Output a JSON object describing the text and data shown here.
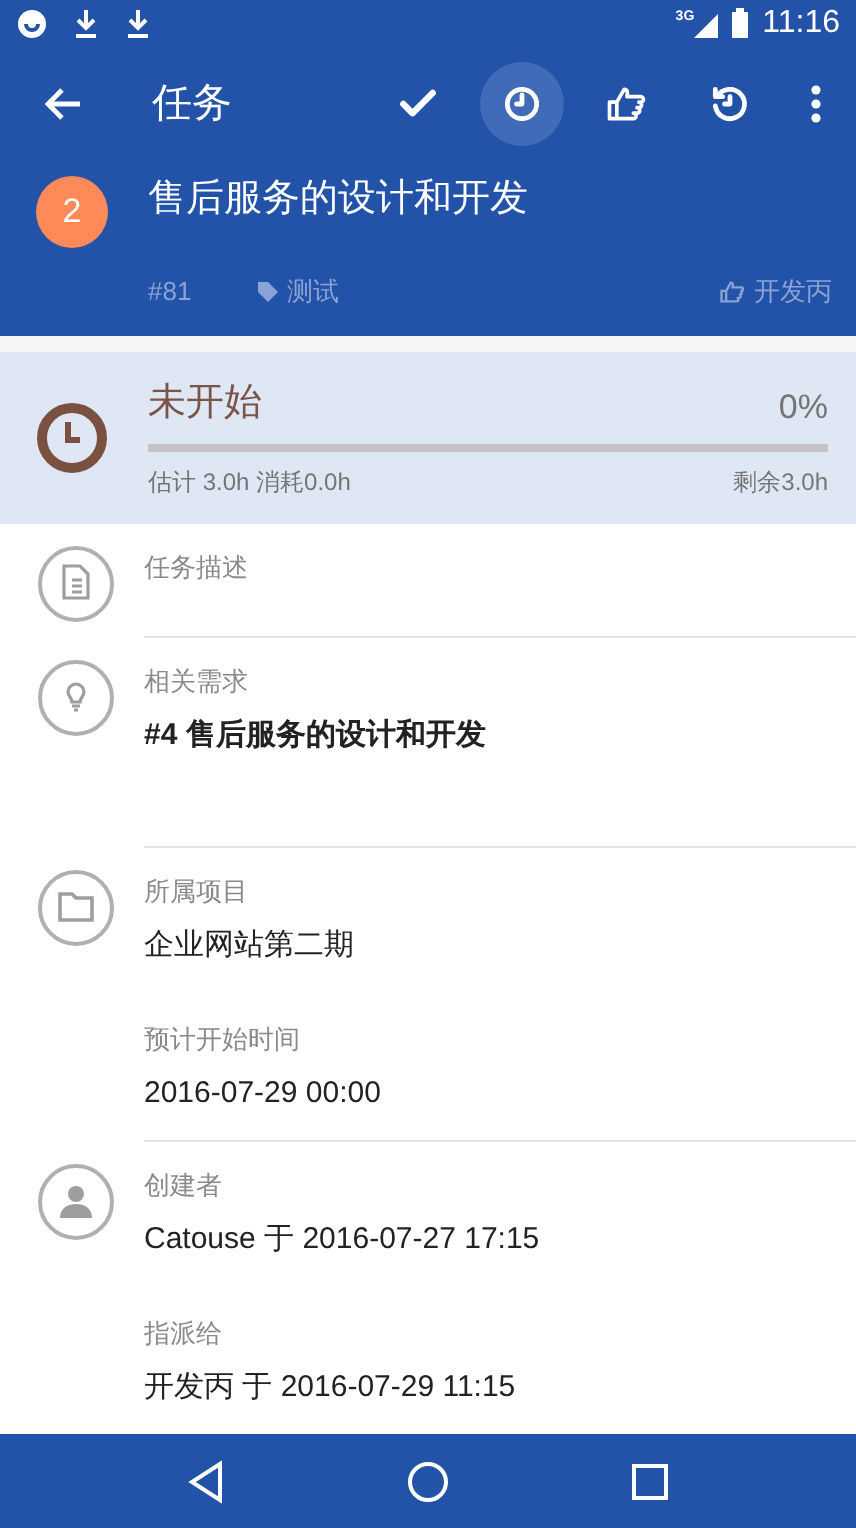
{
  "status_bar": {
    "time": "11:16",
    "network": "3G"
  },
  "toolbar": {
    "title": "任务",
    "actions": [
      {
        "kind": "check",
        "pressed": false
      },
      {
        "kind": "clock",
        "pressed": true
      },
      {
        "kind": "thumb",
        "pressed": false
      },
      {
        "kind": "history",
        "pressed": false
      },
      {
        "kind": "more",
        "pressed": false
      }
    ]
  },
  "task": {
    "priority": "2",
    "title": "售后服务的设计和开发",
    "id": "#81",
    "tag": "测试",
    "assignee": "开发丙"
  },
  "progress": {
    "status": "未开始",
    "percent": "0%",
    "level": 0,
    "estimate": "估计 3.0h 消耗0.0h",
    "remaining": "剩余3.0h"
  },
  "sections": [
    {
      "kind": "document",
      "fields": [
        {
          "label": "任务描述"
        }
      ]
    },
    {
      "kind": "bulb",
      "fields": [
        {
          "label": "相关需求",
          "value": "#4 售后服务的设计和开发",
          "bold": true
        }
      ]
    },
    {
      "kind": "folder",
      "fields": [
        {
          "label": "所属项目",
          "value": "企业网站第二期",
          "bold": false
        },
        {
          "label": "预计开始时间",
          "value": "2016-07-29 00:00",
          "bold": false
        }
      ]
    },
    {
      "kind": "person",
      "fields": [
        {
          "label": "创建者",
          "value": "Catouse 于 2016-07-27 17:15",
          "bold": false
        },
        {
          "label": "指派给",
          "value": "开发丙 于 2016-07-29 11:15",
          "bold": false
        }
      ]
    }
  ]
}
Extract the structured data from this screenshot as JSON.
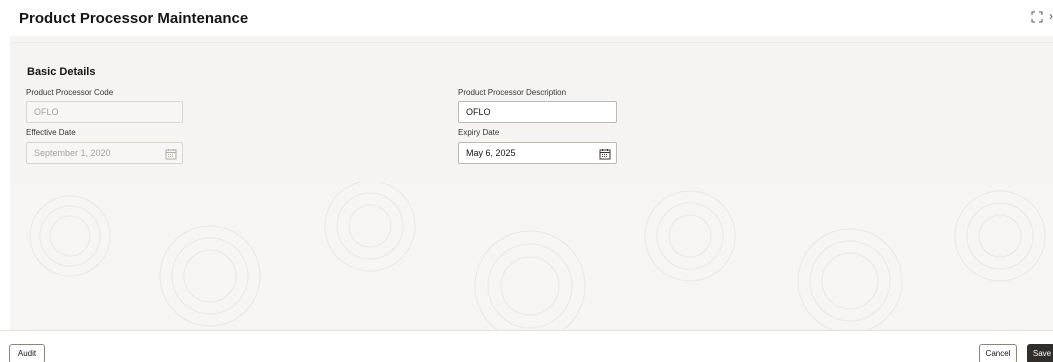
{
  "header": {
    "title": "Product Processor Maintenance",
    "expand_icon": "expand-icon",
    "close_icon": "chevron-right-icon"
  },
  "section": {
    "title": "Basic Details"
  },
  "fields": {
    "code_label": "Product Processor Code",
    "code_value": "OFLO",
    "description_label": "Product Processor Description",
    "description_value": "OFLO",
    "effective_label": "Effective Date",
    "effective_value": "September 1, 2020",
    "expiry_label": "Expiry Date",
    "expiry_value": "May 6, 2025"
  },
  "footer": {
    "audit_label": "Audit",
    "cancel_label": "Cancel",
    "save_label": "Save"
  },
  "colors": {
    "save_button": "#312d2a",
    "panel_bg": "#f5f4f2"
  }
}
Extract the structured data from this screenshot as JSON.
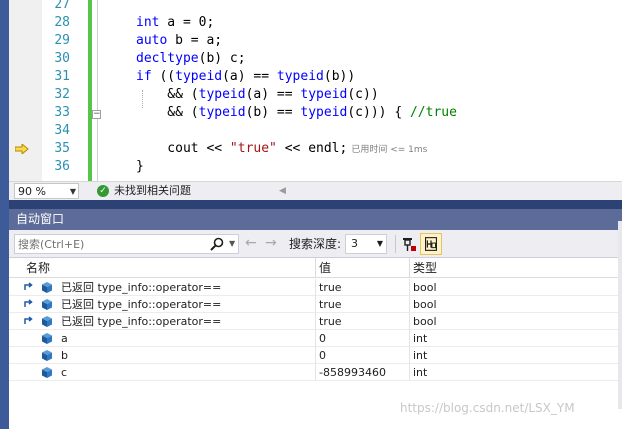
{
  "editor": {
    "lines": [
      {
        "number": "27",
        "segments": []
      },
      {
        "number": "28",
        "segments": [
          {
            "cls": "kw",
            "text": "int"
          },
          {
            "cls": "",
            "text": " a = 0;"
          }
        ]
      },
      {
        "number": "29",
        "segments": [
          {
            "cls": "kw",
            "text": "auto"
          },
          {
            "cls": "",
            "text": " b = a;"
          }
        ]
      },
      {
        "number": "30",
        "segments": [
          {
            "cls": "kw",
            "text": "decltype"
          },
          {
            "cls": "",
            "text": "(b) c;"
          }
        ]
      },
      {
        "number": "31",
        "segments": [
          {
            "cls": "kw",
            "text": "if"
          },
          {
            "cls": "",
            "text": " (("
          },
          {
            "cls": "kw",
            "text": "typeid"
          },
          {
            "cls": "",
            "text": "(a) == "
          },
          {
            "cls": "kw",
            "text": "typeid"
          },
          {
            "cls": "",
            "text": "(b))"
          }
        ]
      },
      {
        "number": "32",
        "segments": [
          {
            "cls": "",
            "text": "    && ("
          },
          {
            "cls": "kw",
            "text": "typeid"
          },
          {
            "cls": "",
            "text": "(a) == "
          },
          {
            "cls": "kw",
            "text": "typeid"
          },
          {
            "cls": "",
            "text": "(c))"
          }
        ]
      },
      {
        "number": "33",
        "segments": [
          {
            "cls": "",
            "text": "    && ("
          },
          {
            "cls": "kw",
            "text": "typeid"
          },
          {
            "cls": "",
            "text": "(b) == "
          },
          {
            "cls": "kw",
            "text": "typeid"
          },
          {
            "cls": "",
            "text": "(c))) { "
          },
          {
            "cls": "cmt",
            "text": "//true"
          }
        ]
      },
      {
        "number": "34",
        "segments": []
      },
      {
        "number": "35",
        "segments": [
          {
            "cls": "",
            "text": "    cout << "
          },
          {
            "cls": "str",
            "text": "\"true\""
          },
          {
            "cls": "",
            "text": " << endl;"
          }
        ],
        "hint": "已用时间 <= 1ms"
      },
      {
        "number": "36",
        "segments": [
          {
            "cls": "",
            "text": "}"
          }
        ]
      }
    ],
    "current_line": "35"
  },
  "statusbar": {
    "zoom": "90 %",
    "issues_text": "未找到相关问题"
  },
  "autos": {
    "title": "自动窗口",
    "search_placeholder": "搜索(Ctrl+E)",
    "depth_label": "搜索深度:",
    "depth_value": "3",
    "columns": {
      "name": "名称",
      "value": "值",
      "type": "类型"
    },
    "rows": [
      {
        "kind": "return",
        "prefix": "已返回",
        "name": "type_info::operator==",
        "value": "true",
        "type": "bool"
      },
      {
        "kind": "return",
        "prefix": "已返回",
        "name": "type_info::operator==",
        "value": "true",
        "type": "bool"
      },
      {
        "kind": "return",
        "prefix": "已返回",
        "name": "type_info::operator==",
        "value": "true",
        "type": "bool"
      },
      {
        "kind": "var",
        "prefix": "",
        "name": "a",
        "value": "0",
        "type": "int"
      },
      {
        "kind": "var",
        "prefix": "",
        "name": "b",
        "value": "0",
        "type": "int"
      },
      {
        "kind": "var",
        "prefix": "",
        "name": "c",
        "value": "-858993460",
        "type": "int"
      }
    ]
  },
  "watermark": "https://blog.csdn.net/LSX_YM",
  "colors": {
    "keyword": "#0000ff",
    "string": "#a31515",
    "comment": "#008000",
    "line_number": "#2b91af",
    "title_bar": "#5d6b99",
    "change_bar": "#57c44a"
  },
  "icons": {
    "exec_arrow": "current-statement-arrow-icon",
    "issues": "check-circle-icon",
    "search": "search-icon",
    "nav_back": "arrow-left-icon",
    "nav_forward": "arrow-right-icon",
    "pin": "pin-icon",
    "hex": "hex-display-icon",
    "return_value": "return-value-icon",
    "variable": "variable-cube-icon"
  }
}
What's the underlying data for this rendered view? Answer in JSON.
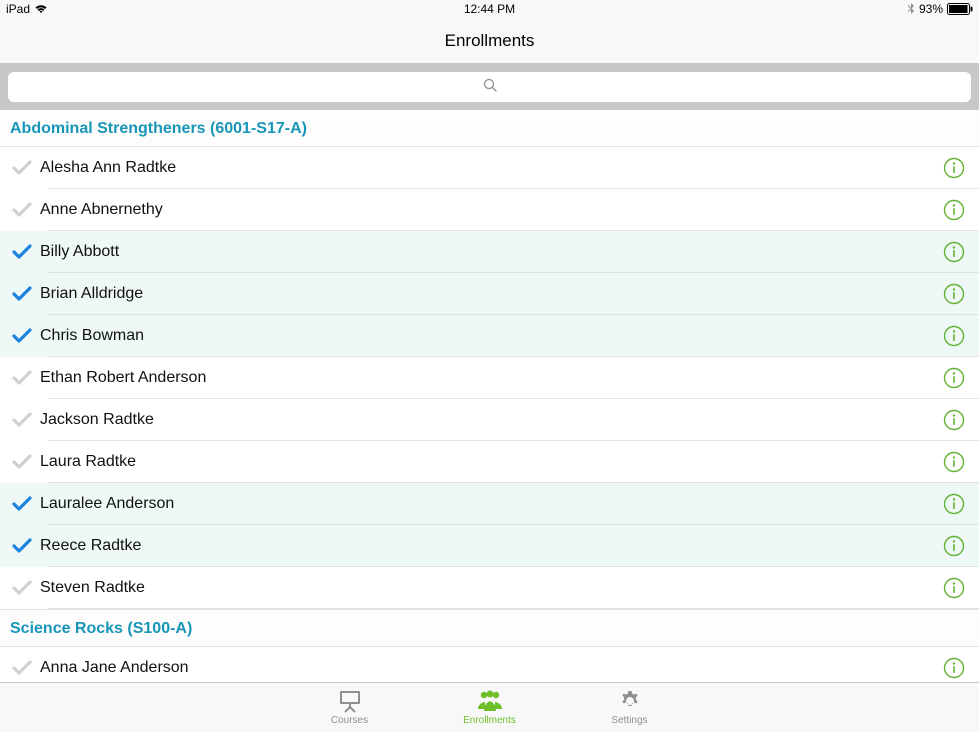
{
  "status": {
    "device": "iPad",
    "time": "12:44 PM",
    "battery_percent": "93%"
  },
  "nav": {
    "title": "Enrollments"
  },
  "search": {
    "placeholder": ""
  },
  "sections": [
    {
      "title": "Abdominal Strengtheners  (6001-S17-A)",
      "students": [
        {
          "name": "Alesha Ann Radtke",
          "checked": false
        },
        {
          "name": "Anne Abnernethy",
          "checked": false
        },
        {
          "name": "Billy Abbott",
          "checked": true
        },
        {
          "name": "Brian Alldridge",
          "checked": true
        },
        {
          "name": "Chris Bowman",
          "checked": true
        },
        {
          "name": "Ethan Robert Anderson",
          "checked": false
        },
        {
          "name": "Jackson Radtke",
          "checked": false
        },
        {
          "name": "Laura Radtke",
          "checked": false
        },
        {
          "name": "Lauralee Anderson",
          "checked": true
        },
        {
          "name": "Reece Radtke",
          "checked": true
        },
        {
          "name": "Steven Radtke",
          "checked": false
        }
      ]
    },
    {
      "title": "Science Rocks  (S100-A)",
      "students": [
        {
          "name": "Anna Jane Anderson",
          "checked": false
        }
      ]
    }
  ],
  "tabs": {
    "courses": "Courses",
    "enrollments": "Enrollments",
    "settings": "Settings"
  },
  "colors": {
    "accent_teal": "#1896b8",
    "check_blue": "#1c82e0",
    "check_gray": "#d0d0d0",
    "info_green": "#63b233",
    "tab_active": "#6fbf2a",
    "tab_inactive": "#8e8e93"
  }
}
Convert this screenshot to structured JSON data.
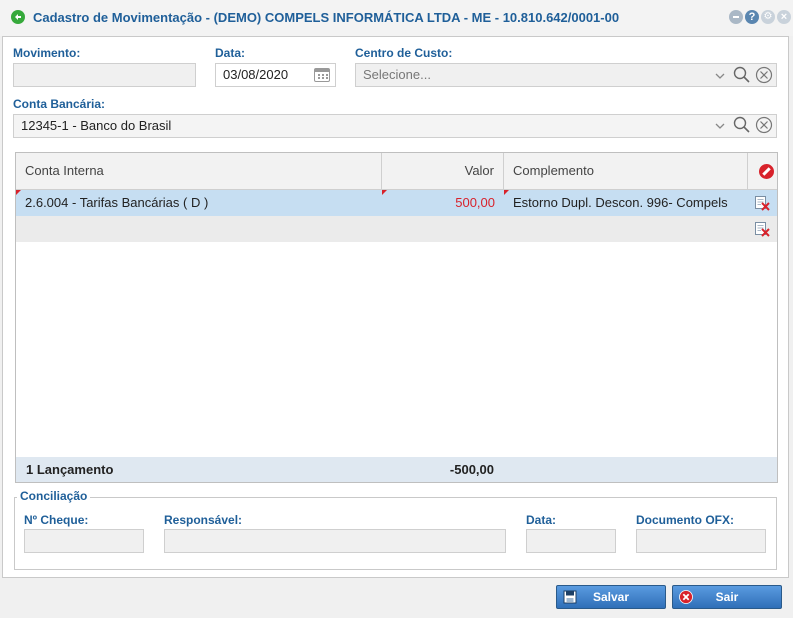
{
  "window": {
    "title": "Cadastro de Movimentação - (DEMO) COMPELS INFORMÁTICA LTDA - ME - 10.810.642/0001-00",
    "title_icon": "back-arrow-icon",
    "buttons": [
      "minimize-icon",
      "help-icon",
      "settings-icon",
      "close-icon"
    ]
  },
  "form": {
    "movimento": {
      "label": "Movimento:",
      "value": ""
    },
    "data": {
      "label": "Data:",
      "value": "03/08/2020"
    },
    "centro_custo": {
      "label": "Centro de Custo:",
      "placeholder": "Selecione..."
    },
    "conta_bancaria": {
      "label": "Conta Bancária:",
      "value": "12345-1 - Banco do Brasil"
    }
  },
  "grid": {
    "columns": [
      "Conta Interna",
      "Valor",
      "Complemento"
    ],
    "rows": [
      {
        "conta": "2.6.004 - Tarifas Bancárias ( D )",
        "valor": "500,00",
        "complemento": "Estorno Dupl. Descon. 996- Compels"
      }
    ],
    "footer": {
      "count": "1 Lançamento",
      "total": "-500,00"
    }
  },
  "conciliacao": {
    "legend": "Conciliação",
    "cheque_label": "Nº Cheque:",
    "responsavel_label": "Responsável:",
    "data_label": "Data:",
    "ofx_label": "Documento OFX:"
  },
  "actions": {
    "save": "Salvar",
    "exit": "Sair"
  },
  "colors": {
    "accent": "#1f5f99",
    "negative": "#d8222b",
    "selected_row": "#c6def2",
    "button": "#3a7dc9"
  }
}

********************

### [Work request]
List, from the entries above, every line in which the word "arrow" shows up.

### [Written solution]
    "exec_arrow": "current-statement-arrow-icon",
    "nav_back": "arrow-left-icon",
    "nav_forward": "arrow-right-icon",
    "title_icon": "back-arrow-icon",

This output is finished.